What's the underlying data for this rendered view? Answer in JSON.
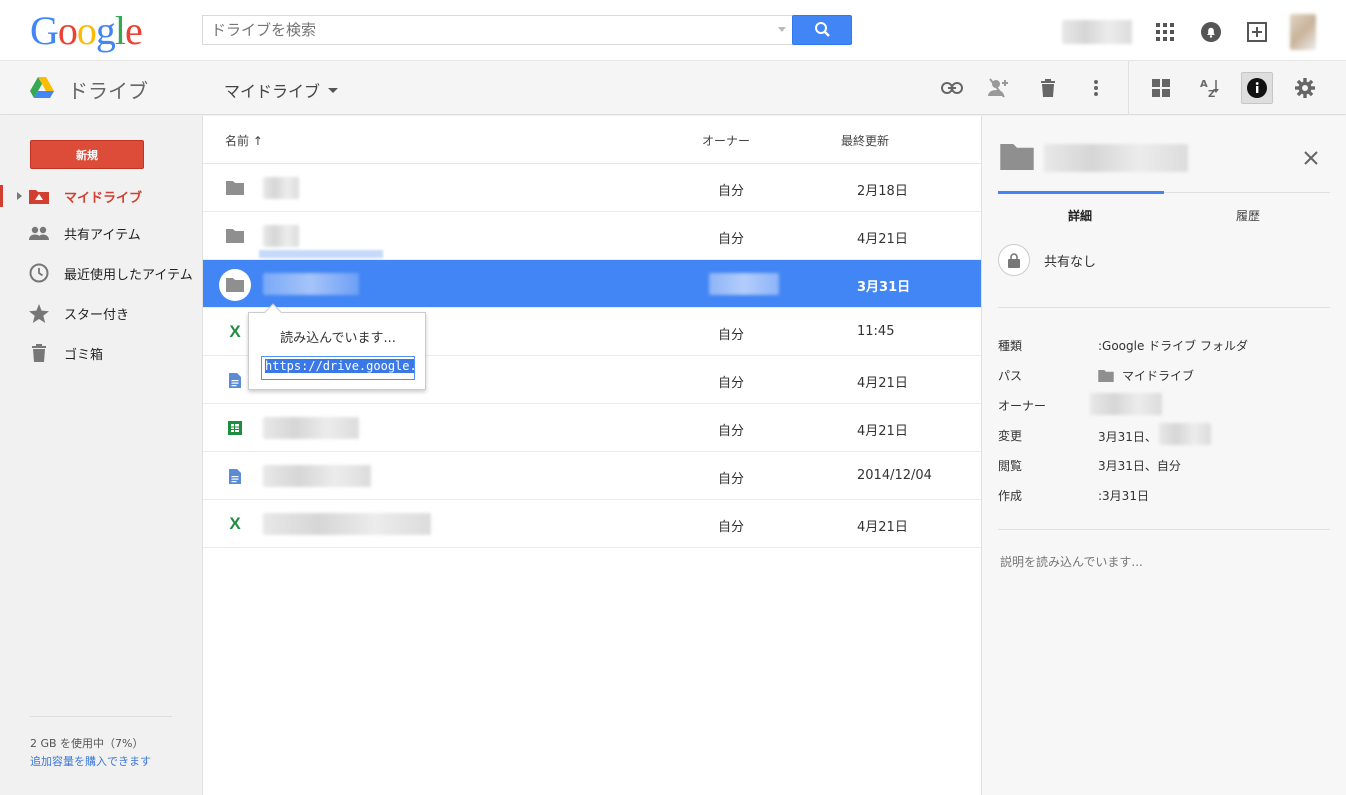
{
  "header": {
    "logo": "Google",
    "search_placeholder": "ドライブを検索"
  },
  "toolbar": {
    "app_name": "ドライブ",
    "location_menu": "マイドライブ"
  },
  "sidebar": {
    "new_button": "新規",
    "items": [
      {
        "label": "マイドライブ",
        "icon": "my-drive-icon",
        "active": true
      },
      {
        "label": "共有アイテム",
        "icon": "people-icon"
      },
      {
        "label": "最近使用したアイテム",
        "icon": "clock-icon"
      },
      {
        "label": "スター付き",
        "icon": "star-icon"
      },
      {
        "label": "ゴミ箱",
        "icon": "trash-icon"
      }
    ],
    "storage_text": "2 GB を使用中（7%）",
    "storage_link": "追加容量を購入できます"
  },
  "list": {
    "columns": {
      "name": "名前 ↑",
      "owner": "オーナー",
      "modified": "最終更新"
    },
    "rows": [
      {
        "type": "folder",
        "owner": "自分",
        "modified": "2月18日"
      },
      {
        "type": "folder",
        "owner": "自分",
        "modified": "4月21日"
      },
      {
        "type": "folder",
        "owner": "",
        "modified": "3月31日",
        "selected": true
      },
      {
        "type": "excel",
        "owner": "自分",
        "modified": "11:45"
      },
      {
        "type": "doc",
        "owner": "自分",
        "modified": "4月21日"
      },
      {
        "type": "sheet",
        "owner": "自分",
        "modified": "4月21日"
      },
      {
        "type": "doc",
        "owner": "自分",
        "modified": "2014/12/04"
      },
      {
        "type": "excel",
        "owner": "自分",
        "modified": "4月21日"
      }
    ]
  },
  "popup": {
    "loading": "読み込んでいます...",
    "url": "https://drive.google.c"
  },
  "details": {
    "tabs": [
      "詳細",
      "履歴"
    ],
    "sharing": "共有なし",
    "props": [
      {
        "label": "種類",
        "value": ":Google ドライブ フォルダ"
      },
      {
        "label": "パス",
        "value": "マイドライブ"
      },
      {
        "label": "オーナー",
        "value": ""
      },
      {
        "label": "変更",
        "value": "3月31日、"
      },
      {
        "label": "閲覧",
        "value": "3月31日、自分"
      },
      {
        "label": "作成",
        "value": ":3月31日"
      }
    ],
    "description_loading": "説明を読み込んでいます..."
  },
  "colors": {
    "accent": "#4285f4",
    "new_button": "#dd4b39",
    "active_nav": "#d23f31"
  }
}
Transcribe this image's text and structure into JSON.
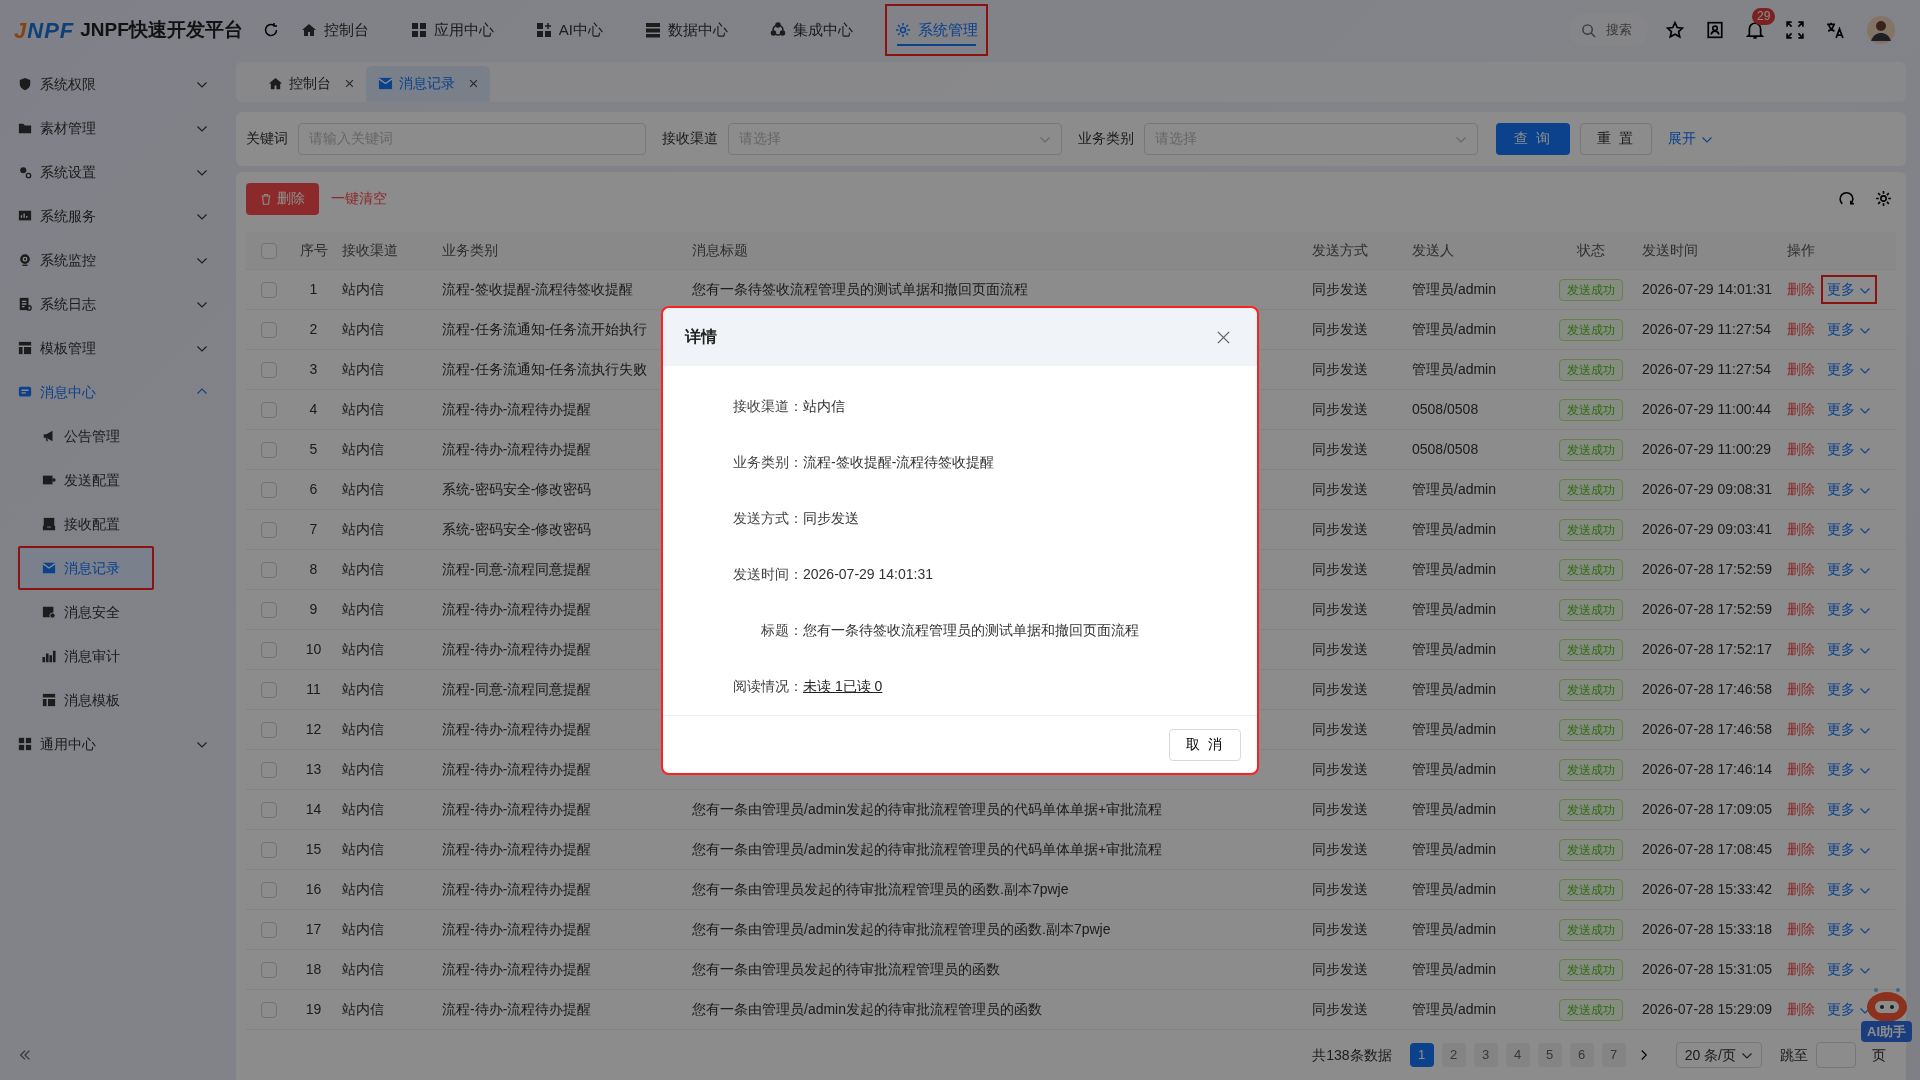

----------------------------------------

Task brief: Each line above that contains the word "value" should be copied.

Result of this exercise:
        "value": ":Google ドライブ フォルダ"
        "value": "マイドライブ"
        "value": ""
        "value": "3月31日、"
        "value": "3月31日、自分"
        "value": ":3月31日"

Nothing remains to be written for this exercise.